Done right, bettors can make decisions based on the probabilities of a bet hitting rather than on what their gut is telling them. This is +EV betting. Now that you understand the juice, are able to convert betting odds into implied probabilities, and have an idea how to evaluate bets using an expected value framework, you should be well equipped to start placing your first +EV bets.
Frequently Asked Questions
Can you live bet every college basketball game?
Yes, every mainstream sportsbook will have in-game betting available on every major college basketball game. Nowadays, if the game is available in pre-match wagering, it will be available for live betting too. You might find that a rare game between smaller school that’s not available.
Are there times that you can’t bet in-game while the action is happening?

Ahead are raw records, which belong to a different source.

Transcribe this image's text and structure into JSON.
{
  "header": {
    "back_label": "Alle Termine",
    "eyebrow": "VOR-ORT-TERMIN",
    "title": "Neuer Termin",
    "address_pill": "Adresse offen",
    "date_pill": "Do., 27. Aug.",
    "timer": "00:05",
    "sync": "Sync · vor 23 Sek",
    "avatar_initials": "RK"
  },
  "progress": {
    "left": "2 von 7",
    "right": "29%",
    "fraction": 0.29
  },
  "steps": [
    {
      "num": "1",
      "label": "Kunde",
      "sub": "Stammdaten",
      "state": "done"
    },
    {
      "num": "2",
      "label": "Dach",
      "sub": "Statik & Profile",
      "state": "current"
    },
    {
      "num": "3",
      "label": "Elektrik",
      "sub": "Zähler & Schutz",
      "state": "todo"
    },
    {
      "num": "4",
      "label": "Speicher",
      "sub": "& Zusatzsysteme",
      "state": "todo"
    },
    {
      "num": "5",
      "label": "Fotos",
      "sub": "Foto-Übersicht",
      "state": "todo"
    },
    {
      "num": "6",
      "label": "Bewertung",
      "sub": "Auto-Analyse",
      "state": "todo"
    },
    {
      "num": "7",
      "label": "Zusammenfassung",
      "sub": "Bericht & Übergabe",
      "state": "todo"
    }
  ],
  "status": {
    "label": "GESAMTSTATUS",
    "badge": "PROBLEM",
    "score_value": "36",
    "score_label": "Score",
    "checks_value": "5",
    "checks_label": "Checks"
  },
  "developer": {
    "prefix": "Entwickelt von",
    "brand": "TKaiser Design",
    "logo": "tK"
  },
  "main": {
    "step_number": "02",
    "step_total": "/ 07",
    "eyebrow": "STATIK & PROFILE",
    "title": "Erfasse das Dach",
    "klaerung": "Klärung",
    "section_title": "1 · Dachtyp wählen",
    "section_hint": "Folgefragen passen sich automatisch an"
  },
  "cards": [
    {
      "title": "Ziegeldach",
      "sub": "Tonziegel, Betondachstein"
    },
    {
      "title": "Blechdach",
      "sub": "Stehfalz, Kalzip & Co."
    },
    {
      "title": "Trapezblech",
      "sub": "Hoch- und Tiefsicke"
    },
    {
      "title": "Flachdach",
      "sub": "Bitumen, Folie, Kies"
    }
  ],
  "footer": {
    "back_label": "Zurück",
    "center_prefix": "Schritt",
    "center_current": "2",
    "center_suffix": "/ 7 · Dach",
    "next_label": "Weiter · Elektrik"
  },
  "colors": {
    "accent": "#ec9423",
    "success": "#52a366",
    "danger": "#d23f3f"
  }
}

The sportsbooks will remove the odds, readjust and re-hang them throughout the game. This is done in a very swift manner these days, so you’ll simply just notice the odds changing as various aspects of the game take place. However, there are times when the line will be off the board. For example, if there’s a key injury or if a play is under review, the oddsmakers may pull the line off the board until there is more clarity. Also, if the results are becoming clear and the odds are becoming quite high (I.E. when a team is about to win the game), the odds also won’t be available.
What types of bets can you make in-game?
Almost every sportsbook will allow you to bet on the moneyline, spread and total in-game. However, the better sportsbooks will have a much bigger offering in terms of options. You might find things like first halves and first quarters being updated. Then you’ll also have options for player props, team props and game props. Some sportsbooks even have in-game options for small segments like will the player make the next free throw or what will be the result of the next possession?
Are you able to cash out bets in-game?
Some sportsbooks will allow you to cash out your bets at any point in the game. You’ll have to check the rules with the sportsbook you’re playing at as not all of them work the same way. Some sportsbooks don’t offer cash out at all, some don’t offer it in-game and some will allow you to cash at almost any point. Having that extra flexibility can come in handy, so you’d obviously rather bet at a sportsbook that offers the cash out feature.